§ Directions: Set down every line of the data, unchanged and complete.

§ Material provided:

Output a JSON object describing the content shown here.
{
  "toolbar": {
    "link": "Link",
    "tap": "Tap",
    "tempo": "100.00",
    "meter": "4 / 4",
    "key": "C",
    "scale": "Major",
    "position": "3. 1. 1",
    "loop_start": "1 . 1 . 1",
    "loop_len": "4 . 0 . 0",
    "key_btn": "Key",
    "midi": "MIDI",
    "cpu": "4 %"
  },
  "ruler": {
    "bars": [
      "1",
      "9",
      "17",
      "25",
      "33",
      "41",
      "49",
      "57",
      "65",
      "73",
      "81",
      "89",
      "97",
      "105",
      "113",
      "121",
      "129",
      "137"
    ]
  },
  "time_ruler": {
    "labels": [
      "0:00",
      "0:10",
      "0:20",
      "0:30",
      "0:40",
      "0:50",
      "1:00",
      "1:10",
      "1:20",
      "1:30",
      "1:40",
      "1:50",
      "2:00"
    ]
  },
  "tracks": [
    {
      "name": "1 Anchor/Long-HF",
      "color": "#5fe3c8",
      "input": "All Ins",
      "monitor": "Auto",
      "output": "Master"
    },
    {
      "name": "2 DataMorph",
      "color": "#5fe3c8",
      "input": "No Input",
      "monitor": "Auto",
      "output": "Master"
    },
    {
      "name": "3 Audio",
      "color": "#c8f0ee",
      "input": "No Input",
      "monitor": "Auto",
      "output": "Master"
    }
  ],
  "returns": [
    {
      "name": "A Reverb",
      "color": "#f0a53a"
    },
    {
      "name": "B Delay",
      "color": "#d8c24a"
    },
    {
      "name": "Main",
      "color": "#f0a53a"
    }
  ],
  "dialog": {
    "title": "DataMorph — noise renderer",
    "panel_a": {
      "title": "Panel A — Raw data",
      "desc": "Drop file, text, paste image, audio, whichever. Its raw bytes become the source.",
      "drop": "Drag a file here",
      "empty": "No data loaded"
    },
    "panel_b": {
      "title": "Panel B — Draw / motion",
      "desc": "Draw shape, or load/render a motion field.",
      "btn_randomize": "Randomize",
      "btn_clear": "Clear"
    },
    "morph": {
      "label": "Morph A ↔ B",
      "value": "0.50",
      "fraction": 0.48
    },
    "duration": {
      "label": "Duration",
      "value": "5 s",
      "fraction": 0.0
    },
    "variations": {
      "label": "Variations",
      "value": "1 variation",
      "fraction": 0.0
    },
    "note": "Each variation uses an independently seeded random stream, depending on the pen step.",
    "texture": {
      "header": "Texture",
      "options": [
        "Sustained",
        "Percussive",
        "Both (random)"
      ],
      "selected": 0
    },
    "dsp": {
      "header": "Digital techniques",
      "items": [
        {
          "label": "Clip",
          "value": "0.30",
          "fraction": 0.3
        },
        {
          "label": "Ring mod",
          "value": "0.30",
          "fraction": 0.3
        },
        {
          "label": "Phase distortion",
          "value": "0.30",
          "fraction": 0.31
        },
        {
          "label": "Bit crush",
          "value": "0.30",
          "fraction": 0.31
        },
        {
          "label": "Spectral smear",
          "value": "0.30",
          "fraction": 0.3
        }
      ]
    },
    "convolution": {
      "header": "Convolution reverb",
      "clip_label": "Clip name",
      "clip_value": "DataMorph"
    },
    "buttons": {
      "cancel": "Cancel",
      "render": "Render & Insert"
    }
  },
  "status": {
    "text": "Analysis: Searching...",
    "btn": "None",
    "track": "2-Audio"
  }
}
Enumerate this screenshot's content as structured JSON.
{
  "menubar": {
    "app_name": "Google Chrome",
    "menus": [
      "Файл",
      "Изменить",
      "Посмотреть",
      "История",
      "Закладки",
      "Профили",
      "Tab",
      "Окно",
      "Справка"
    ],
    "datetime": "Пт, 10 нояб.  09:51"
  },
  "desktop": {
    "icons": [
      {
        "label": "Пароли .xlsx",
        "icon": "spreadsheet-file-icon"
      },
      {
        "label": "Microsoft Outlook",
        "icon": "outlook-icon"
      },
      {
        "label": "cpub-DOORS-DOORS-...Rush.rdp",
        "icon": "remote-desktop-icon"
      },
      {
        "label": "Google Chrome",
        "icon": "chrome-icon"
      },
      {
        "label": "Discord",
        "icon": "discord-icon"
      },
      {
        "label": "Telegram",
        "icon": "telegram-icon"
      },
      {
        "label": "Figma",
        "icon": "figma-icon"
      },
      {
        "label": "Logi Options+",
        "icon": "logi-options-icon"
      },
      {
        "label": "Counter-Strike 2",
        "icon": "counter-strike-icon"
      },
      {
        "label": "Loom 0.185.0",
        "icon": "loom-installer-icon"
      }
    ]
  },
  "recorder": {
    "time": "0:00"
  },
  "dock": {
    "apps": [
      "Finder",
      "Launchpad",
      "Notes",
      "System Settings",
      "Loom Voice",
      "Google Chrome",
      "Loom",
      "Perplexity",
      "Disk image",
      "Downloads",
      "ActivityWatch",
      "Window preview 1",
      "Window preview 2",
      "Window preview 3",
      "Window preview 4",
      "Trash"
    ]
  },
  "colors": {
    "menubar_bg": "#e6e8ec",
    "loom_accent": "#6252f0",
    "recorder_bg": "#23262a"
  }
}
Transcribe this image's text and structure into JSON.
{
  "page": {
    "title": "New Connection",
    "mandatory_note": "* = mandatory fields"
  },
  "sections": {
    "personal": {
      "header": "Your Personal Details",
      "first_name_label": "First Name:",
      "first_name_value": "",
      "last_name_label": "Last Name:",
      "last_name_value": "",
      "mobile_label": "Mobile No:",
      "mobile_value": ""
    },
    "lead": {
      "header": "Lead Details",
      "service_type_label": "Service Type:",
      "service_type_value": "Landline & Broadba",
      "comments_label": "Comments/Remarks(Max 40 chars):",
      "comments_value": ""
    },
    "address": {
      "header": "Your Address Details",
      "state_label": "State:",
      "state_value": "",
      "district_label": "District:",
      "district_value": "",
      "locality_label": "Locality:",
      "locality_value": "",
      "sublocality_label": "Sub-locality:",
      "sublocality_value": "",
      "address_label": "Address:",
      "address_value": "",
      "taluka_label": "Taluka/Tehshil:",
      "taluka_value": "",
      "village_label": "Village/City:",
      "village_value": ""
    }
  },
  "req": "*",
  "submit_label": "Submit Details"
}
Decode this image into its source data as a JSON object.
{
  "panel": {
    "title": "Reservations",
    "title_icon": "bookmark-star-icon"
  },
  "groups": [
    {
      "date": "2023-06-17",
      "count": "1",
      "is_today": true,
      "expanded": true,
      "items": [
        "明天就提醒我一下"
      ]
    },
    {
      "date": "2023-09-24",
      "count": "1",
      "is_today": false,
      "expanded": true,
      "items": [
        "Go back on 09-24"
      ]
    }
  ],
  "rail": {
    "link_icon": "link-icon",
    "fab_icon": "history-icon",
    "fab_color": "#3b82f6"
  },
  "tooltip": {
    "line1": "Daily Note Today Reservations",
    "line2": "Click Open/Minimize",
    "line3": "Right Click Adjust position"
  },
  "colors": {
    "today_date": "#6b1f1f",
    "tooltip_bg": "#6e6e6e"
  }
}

§ Exercise answer:
Output a JSON object describing the content shown here.
{
  "toolbar": {
    "link": "Link",
    "tap": "Tap",
    "tempo": "100.00",
    "meter": "4 / 4",
    "key": "C",
    "scale": "Major",
    "position": "3. 1. 1",
    "loop_start": "1 . 1 . 1",
    "loop_len": "4 . 0 . 0",
    "key_btn": "Key",
    "midi": "MIDI",
    "cpu": "4 %"
  },
  "ruler": {
    "bars": [
      "1",
      "9",
      "17",
      "25",
      "33",
      "41",
      "49",
      "57",
      "65",
      "73",
      "81",
      "89",
      "97",
      "105",
      "113",
      "121",
      "129",
      "137"
    ]
  },
  "time_ruler": {
    "labels": [
      "0:00",
      "0:10",
      "0:20",
      "0:30",
      "0:40",
      "0:50",
      "1:00",
      "1:10",
      "1:20",
      "1:30",
      "1:40",
      "1:50",
      "2:00"
    ]
  },
  "tracks": [
    {
      "name": "1 Anchor/Long-HF",
      "color": "#5fe3c8",
      "input": "All Ins",
      "monitor": "Auto",
      "output": "Master"
    },
    {
      "name": "2 DataMorph",
      "color": "#5fe3c8",
      "input": "No Input",
      "monitor": "Auto",
      "output": "Master"
    },
    {
      "name": "3 Audio",
      "color": "#c8f0ee",
      "input": "No Input",
      "monitor": "Auto",
      "output": "Master"
    }
  ],
  "returns": [
    {
      "name": "A Reverb",
      "color": "#f0a53a"
    },
    {
      "name": "B Delay",
      "color": "#d8c24a"
    },
    {
      "name": "Main",
      "color": "#f0a53a"
    }
  ],
  "dialog": {
    "title": "DataMorph — noise renderer",
    "panel_a": {
      "title": "Panel A — Raw data",
      "desc": "Drop file, text, paste image, audio, whichever. Its raw bytes become the source.",
      "drop": "Drag a file here",
      "empty": "No data loaded"
    },
    "panel_b": {
      "title": "Panel B — Draw / motion",
      "desc": "Draw shape, or load/render a motion field.",
      "btn_randomize": "Randomize",
      "btn_clear": "Clear"
    },
    "morph": {
      "label": "Morph A ↔ B",
      "value": "0.50",
      "fraction": 0.48
    },
    "duration": {
      "label": "Duration",
      "value": "5 s",
      "fraction": 0.0
    },
    "variations": {
      "label": "Variations",
      "value": "1 variation",
      "fraction": 0.0
    },
    "note": "Each variation uses an independently seeded random stream, depending on the pen step.",
    "texture": {
      "header": "Texture",
      "options": [
        "Sustained",
        "Percussive",
        "Both (random)"
      ],
      "selected": 0
    },
    "dsp": {
      "header": "Digital techniques",
      "items": [
        {
          "label": "Clip",
          "value": "0.30",
          "fraction": 0.3
        },
        {
          "label": "Ring mod",
          "value": "0.30",
          "fraction": 0.3
        },
        {
          "label": "Phase distortion",
          "value": "0.30",
          "fraction": 0.31
        },
        {
          "label": "Bit crush",
          "value": "0.30",
          "fraction": 0.31
        },
        {
          "label": "Spectral smear",
          "value": "0.30",
          "fraction": 0.3
        }
      ]
    },
    "convolution": {
      "header": "Convolution reverb",
      "clip_label": "Clip name",
      "clip_value": "DataMorph"
    },
    "buttons": {
      "cancel": "Cancel",
      "render": "Render & Insert"
    }
  },
  "status": {
    "text": "Analysis: Searching...",
    "btn": "None",
    "track": "2-Audio"
  }
}
Enumerate this screenshot's content as structured JSON.
{
  "menubar": {
    "app_name": "Google Chrome",
    "menus": [
      "Файл",
      "Изменить",
      "Посмотреть",
      "История",
      "Закладки",
      "Профили",
      "Tab",
      "Окно",
      "Справка"
    ],
    "datetime": "Пт, 10 нояб.  09:51"
  },
  "desktop": {
    "icons": [
      {
        "label": "Пароли .xlsx",
        "icon": "spreadsheet-file-icon"
      },
      {
        "label": "Microsoft Outlook",
        "icon": "outlook-icon"
      },
      {
        "label": "cpub-DOORS-DOORS-...Rush.rdp",
        "icon": "remote-desktop-icon"
      },
      {
        "label": "Google Chrome",
        "icon": "chrome-icon"
      },
      {
        "label": "Discord",
        "icon": "discord-icon"
      },
      {
        "label": "Telegram",
        "icon": "telegram-icon"
      },
      {
        "label": "Figma",
        "icon": "figma-icon"
      },
      {
        "label": "Logi Options+",
        "icon": "logi-options-icon"
      },
      {
        "label": "Counter-Strike 2",
        "icon": "counter-strike-icon"
      },
      {
        "label": "Loom 0.185.0",
        "icon": "loom-installer-icon"
      }
    ]
  },
  "recorder": {
    "time": "0:00"
  },
  "dock": {
    "apps": [
      "Finder",
      "Launchpad",
      "Notes",
      "System Settings",
      "Loom Voice",
      "Google Chrome",
      "Loom",
      "Perplexity",
      "Disk image",
      "Downloads",
      "ActivityWatch",
      "Window preview 1",
      "Window preview 2",
      "Window preview 3",
      "Window preview 4",
      "Trash"
    ]
  },
  "colors": {
    "menubar_bg": "#e6e8ec",
    "loom_accent": "#6252f0",
    "recorder_bg": "#23262a"
  }
}
Transcribe this image's text and structure into JSON.
{
  "page": {
    "title": "New Connection",
    "mandatory_note": "* = mandatory fields"
  },
  "sections": {
    "personal": {
      "header": "Your Personal Details",
      "first_name_label": "First Name:",
      "first_name_value": "",
      "last_name_label": "Last Name:",
      "last_name_value": "",
      "mobile_label": "Mobile No:",
      "mobile_value": ""
    },
    "lead": {
      "header": "Lead Details",
      "service_type_label": "Service Type:",
      "service_type_value": "Landline & Broadba",
      "comments_label": "Comments/Remarks(Max 40 chars):",
      "comments_value": ""
    },
    "address": {
      "header": "Your Address Details",
      "state_label": "State:",
      "state_value": "",
      "district_label": "District:",
      "district_value": "",
      "locality_label": "Locality:",
      "locality_value": "",
      "sublocality_label": "Sub-locality:",
      "sublocality_value": "",
      "address_label": "Address:",
      "address_value": "",
      "taluka_label": "Taluka/Tehshil:",
      "taluka_value": "",
      "village_label": "Village/City:",
      "village_value": ""
    }
  },
  "req": "*",
  "submit_label": "Submit Details"
}
Decode this image into its source data as a JSON object.
{
  "panel": {
    "title": "Reservations",
    "title_icon": "bookmark-star-icon"
  },
  "groups": [
    {
      "date": "2023-06-17",
      "count": "1",
      "is_today": true,
      "expanded": true,
      "items": [
        "明天就提醒我一下"
      ]
    },
    {
      "date": "2023-09-24",
      "count": "1",
      "is_today": false,
      "expanded": true,
      "items": [
        "Go back on 09-24"
      ]
    }
  ],
  "rail": {
    "link_icon": "link-icon",
    "fab_icon": "history-icon",
    "fab_color": "#3b82f6"
  },
  "tooltip": {
    "line1": "Daily Note Today Reservations",
    "line2": "Click Open/Minimize",
    "line3": "Right Click Adjust position"
  },
  "colors": {
    "today_date": "#6b1f1f",
    "tooltip_bg": "#6e6e6e"
  }
}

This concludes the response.